Top of SOURCE DATA

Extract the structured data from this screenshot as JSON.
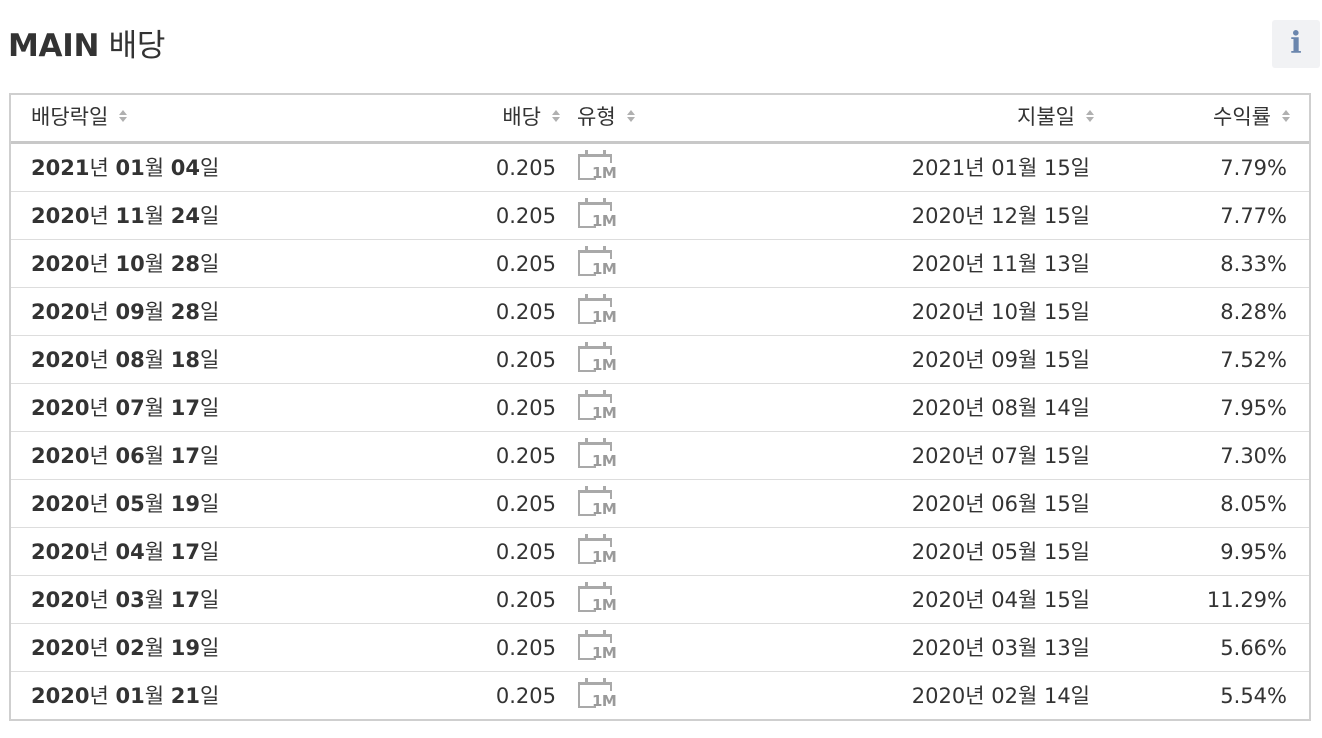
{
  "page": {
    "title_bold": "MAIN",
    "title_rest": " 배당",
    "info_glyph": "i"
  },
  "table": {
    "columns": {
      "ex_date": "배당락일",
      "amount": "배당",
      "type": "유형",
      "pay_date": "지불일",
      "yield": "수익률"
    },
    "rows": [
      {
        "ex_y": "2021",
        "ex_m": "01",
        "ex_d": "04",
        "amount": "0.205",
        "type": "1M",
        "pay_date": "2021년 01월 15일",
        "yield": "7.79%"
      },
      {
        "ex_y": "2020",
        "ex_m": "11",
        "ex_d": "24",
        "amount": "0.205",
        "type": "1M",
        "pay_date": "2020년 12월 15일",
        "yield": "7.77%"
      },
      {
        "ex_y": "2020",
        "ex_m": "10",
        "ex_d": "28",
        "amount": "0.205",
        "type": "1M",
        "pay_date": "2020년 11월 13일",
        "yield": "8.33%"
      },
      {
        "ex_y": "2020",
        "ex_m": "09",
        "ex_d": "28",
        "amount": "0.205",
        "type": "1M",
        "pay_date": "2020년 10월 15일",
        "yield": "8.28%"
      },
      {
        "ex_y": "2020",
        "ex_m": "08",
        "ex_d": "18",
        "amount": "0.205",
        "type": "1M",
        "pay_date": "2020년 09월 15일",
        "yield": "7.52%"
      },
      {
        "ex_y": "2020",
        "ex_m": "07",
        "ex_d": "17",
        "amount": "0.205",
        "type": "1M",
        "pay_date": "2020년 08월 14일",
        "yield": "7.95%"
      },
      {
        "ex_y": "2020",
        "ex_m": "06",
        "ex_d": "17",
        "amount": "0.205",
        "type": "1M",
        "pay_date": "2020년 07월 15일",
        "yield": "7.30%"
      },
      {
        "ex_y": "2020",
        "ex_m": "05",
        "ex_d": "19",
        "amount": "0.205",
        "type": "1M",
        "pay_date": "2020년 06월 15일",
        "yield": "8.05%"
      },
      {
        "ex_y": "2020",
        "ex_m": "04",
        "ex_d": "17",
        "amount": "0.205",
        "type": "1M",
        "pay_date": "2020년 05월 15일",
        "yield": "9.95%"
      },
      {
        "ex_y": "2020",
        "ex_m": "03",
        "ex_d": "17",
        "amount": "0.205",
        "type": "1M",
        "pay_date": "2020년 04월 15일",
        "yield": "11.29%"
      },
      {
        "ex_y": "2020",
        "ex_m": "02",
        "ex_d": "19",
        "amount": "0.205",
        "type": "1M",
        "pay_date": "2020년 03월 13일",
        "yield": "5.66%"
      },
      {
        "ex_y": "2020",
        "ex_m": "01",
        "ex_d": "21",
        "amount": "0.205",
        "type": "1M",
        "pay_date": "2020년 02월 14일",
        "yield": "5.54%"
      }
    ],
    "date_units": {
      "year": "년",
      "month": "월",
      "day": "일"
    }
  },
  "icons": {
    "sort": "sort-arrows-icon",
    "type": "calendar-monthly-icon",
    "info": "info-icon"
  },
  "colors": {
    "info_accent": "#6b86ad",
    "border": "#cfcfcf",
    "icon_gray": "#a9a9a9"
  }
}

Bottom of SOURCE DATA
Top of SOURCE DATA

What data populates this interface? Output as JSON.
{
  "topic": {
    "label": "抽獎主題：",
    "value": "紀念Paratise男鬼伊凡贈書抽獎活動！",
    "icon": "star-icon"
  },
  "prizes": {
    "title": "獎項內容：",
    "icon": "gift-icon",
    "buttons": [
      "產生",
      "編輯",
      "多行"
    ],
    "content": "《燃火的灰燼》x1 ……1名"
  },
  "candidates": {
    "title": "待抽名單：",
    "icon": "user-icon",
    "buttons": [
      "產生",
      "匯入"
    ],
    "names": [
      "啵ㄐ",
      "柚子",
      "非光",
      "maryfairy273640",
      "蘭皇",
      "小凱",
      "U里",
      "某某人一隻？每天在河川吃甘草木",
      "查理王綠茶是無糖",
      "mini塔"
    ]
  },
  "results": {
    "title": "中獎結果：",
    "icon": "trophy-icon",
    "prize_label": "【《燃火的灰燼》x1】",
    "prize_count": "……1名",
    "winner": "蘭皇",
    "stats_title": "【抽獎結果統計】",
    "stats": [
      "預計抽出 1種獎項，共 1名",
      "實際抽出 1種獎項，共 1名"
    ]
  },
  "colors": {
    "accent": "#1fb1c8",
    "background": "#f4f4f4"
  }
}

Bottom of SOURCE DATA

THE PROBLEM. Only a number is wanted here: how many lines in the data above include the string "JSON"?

WRITTEN RESPONSE. 2